= Material for this task =
%%
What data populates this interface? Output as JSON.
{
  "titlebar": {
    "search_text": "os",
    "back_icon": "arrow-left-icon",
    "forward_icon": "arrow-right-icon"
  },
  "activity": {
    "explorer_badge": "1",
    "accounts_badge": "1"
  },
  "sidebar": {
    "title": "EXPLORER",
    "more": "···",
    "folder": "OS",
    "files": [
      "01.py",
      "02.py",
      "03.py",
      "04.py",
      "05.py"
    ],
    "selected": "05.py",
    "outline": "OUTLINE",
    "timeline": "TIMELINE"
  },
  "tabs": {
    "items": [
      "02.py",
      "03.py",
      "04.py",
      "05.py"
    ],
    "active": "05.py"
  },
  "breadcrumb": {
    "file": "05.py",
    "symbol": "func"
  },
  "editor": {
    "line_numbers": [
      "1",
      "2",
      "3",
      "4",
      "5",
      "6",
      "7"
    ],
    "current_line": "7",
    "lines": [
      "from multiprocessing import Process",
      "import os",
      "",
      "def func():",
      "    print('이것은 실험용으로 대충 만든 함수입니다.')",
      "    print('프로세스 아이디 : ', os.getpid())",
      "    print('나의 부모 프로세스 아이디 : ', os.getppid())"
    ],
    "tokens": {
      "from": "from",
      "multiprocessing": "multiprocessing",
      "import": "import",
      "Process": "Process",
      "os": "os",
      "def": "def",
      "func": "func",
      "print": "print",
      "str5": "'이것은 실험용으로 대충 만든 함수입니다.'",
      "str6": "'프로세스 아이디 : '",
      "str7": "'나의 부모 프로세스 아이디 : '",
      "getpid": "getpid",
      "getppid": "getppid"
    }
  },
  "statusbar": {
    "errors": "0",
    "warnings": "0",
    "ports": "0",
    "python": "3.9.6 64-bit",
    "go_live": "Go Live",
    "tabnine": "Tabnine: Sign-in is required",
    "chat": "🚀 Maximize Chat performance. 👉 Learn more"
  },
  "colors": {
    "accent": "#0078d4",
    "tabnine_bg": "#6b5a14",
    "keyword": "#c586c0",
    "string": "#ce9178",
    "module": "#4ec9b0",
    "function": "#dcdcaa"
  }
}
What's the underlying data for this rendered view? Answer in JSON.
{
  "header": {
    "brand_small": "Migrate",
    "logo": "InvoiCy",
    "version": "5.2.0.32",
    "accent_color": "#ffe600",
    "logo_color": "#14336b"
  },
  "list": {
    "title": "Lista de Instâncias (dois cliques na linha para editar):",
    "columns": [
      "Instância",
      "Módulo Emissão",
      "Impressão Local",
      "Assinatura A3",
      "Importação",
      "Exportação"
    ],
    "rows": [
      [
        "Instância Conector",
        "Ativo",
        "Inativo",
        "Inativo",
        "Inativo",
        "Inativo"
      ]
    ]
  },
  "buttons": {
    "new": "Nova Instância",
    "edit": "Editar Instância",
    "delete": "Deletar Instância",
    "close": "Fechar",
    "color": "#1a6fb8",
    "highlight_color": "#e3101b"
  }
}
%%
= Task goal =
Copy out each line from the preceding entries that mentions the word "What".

= Expected answer =
What data populates this interface? Output as JSON.
What's the underlying data for this rendered view? Answer in JSON.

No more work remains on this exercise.